All the feelings, find your UXOs (unexploded ordinance). Read this again… – mh clay

How to Prepare to Watch The Lighthouse

April 11, 2020  :: 0 comments

Don’t be alarmed if alarms alarm in your head. Remember, the lighthouse of your body is in your head. The island of your head. I have a head. It alarmed during the film.
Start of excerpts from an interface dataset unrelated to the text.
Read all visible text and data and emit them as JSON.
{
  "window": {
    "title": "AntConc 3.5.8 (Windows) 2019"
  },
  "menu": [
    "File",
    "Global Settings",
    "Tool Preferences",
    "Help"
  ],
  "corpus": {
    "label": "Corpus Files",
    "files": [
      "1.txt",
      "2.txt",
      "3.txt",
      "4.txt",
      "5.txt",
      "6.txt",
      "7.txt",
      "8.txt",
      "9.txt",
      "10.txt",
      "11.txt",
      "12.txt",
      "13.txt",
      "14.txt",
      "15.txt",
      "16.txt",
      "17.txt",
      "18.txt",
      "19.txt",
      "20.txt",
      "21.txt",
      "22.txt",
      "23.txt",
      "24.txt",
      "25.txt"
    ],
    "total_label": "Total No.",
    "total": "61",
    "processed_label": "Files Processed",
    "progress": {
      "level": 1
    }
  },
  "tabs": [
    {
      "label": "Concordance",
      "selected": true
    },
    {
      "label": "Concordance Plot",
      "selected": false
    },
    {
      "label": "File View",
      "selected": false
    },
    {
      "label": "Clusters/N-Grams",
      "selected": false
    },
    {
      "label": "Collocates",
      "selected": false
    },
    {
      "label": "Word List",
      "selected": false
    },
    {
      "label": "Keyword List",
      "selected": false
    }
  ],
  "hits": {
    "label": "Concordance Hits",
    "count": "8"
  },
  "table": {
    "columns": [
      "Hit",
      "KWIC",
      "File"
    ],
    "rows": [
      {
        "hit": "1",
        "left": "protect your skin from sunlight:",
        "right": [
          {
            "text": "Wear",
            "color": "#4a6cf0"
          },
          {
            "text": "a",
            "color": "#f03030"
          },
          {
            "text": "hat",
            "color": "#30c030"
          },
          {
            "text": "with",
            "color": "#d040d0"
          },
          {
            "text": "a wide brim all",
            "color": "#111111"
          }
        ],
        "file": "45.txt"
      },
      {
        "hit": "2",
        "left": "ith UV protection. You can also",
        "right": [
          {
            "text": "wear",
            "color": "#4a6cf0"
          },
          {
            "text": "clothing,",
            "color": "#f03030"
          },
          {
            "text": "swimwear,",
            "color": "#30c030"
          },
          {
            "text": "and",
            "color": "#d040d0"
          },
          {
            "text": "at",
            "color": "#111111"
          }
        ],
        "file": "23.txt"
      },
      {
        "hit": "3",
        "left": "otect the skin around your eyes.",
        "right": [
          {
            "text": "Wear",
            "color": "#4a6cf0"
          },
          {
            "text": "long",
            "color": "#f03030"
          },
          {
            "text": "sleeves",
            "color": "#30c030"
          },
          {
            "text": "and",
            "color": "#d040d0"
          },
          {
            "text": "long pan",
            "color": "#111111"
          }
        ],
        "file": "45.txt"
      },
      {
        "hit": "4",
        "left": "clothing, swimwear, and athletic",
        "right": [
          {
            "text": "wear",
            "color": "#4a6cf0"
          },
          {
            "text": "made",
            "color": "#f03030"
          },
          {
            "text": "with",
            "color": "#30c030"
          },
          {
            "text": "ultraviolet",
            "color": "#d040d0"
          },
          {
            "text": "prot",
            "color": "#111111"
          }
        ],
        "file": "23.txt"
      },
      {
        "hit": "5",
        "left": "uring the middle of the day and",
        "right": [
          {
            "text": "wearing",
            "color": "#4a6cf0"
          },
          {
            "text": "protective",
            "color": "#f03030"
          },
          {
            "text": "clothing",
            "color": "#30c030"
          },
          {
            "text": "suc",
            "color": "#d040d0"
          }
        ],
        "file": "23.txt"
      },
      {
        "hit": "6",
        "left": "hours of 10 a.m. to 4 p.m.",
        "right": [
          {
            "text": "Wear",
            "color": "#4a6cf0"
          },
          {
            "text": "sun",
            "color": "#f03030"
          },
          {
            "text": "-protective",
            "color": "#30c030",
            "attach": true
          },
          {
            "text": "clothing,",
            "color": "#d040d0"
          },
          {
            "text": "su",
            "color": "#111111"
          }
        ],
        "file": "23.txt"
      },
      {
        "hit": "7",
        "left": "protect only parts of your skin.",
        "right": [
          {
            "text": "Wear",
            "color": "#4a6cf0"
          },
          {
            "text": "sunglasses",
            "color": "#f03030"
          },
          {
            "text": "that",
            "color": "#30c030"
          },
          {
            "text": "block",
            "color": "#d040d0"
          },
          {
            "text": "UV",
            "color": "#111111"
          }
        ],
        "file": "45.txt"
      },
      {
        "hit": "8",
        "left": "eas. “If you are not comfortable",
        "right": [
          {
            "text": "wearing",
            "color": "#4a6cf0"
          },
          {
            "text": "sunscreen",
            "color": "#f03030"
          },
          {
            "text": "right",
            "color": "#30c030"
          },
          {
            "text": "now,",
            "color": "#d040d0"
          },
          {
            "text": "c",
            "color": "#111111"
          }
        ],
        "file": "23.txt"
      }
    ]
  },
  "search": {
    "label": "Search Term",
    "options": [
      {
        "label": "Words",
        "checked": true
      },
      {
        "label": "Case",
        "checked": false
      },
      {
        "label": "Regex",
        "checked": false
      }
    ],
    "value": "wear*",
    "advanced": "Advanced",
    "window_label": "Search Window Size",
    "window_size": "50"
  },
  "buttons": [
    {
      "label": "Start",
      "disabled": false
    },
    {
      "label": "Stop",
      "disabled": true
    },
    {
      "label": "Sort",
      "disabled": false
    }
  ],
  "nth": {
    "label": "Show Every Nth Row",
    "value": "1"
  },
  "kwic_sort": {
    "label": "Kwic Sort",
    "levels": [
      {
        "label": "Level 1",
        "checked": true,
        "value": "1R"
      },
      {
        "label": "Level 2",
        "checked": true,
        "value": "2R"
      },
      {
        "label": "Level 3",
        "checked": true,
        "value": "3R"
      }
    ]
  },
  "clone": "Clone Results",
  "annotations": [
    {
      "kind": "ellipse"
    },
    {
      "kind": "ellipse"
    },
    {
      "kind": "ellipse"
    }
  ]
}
But this is because I am a horror fan and this was horror is horror and I got in an argument with a Poet Laureate from Minnesota …